There are also many papers relating the legacy of Franciscan spirituality in the 14th century and its relationship to society. Thus, Elisabeth Lalou reflects on old age in the royal court around 1300, while Michael Cusato explains the hostility generated within the Franciscan movement by the building of the Basilica at Assisi, showing how it regenerated reflections on Holy Poverty, originally developed in the 1230s. Arnold of Villanova is another such witness to Franciscan values, as Robert Lerner describes. Their impact on both Dante and Petrarch are shown in papers by Carlo Ossola and Étienne Anheim respectively. In this section, we are also introduced to a range of other texts, some by known figures, like Bartholomew of Pisa (by William Short and Mary Beth Ingham), others who are more obscure in their provenance. Thus, Valerio Cappozzo writes about mysterious dream inspired reflection on prophetic texts, Carlo Delcorno about a sermon of Angelo da Porta Sole, a Dominican of Perugia, and Annie Dufour and Anne-Françoise Leurquin-Labie about Philippe de Chantemilan, a 15th-century lay-woman from the Bourbonnais.

A particularly rich study co-authored by François Delmas-Goyon, Antonio Montefusco and Sylvain Piron, documents the fascinating survival into the 14th century of the memories of brother Leon in the so-called »Little MS«, now in the Bodleian Library. There are also papers by Lino Leonardi on a Bolognese Life of St. Petronius, Patrick Boucheron on Alberti (about whether beauty can save the world), and Donatella Frioli on the torments of Simon of Trento (reputedly murdered by Jews). Two papers in this section are more historical in character, Cécile Caby on the process of electing superiors within religious orders and Anne-Marie Eddé on Franciscans and Mamelukes in Jerusalem in the late 15th century.

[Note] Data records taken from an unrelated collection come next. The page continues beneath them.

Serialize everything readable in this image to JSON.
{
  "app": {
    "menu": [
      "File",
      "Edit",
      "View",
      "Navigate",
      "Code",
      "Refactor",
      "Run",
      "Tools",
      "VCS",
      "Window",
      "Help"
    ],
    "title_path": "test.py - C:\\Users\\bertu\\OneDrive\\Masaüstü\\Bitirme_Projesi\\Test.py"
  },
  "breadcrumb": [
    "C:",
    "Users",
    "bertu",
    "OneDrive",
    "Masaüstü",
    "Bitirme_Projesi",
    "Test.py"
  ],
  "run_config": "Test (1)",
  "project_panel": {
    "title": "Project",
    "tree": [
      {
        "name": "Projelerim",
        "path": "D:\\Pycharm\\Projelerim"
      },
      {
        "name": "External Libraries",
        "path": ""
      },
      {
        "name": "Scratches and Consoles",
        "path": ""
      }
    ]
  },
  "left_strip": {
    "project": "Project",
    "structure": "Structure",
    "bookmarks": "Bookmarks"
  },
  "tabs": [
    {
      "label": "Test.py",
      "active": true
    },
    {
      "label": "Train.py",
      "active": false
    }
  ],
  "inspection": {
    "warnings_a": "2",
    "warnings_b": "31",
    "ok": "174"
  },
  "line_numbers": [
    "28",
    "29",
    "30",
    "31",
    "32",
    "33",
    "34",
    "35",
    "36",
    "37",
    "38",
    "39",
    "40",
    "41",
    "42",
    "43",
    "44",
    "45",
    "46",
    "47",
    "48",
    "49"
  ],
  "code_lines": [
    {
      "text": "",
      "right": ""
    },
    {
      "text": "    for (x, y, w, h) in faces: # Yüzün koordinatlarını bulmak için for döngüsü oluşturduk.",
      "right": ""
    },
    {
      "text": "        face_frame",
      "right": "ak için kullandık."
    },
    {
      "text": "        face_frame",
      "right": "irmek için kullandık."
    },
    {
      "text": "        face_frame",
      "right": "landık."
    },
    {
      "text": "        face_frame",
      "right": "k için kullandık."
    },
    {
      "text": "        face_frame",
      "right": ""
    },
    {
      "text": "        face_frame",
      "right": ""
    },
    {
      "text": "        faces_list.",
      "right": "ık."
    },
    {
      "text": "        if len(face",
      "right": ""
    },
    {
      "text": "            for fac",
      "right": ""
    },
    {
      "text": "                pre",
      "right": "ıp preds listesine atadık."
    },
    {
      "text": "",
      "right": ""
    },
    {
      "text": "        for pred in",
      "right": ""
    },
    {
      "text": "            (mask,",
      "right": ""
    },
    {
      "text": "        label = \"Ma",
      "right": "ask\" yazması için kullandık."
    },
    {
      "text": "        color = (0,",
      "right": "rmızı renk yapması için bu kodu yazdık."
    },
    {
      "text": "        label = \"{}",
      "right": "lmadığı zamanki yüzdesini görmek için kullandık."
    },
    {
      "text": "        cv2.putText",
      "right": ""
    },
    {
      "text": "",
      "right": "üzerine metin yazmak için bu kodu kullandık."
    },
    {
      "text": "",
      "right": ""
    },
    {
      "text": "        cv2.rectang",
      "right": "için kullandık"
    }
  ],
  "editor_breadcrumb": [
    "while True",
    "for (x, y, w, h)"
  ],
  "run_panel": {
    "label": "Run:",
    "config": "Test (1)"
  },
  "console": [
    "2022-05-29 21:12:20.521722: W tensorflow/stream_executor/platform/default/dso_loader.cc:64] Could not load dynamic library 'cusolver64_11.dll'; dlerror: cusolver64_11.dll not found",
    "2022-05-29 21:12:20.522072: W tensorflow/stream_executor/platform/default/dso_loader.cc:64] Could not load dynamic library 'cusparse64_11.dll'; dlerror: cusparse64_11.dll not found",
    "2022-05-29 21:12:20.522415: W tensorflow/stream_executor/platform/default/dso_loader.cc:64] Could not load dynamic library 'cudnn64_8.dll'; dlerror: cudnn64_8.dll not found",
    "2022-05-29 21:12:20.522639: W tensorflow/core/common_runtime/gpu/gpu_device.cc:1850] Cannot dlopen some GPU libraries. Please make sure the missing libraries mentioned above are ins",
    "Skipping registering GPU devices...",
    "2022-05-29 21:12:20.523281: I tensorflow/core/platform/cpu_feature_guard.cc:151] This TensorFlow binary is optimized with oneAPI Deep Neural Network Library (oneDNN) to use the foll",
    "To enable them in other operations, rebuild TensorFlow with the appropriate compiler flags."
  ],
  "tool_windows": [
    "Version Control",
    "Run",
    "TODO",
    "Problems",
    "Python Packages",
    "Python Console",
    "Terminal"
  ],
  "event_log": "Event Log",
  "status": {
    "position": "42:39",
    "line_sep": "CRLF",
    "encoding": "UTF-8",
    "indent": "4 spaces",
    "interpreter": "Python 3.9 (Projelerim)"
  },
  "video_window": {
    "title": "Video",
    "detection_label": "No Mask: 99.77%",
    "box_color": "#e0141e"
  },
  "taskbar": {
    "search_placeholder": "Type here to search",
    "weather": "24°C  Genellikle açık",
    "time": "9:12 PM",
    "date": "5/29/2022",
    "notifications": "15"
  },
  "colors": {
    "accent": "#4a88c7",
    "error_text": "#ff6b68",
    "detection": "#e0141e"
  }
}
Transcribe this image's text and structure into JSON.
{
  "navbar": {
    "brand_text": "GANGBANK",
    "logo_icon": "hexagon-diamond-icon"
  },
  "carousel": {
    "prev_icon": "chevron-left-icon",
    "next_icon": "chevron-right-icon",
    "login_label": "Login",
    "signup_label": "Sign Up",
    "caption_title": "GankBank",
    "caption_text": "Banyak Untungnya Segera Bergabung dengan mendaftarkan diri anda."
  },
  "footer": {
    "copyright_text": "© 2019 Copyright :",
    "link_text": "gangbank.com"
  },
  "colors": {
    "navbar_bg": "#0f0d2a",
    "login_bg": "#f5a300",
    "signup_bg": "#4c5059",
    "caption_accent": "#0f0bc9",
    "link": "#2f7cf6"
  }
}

A number of papers in the final section offer expositions of little-known texts. Thus, Sean Field writes about memories of Isabelle of France in the later 16th century, Timothy Johnson about a catechism for indigenous peoples in 16th-century Mexico, Sanjay Subrahmanyam about a French traveler in 17th-century India, Luigi Pellegrini on Franciscan manuscripts at the library of St. Bonaventure (where Dalarun was a frequent visitor). There are also impressive essays by Robert Godding about how the early Bollandists created the genre of the hagiographic dossier, and in a different vein by Dominique Poirel about what text editors frequently call »contamination«, when a manuscript is influenced by more than one witness. Poirel argues in the same vein as Dalarun and others in this volume, that texts deserve to be respected for the story they tell rather than assessed as falling away from some ideal purity. A brilliant contribution from Louis Holtz in Latin, »De hodierno statu latinae linguae«, defends the continuing importance of Latin. An epilogue by Martine Pagan provides the transcript of a conversation with Dalarun about a novel that he has written, perhaps unknown to many medievalists: »Mon plus lointain souvenir est un rêve« (2019).

This is a richly documented volume, that draws on a wide range of manuscripts from across the centuries. The editors are to be congratulated for producing a thick book that not only befits the figure in whose honour it has been assembled, but provides a rich mine of texts deserving further exploration.

Zitationsempfehlung/Pour citer cet article:

Constant J. Mews, Rezension von/compte rendu de: Sean Field, Marco Guida, Dominique Poirel (dir.), L’épaisseur du temps. Mélanges offerts à Jacques Dalarun, Turnhout (Brepols) 2021, 725 p., 3 ill. en coul., ISBN 978-2-503-59592-4, EUR 125,00., in: Francia-Recensio 2022/4, Mittelalter – Moyen Âge (500–1500), DOI: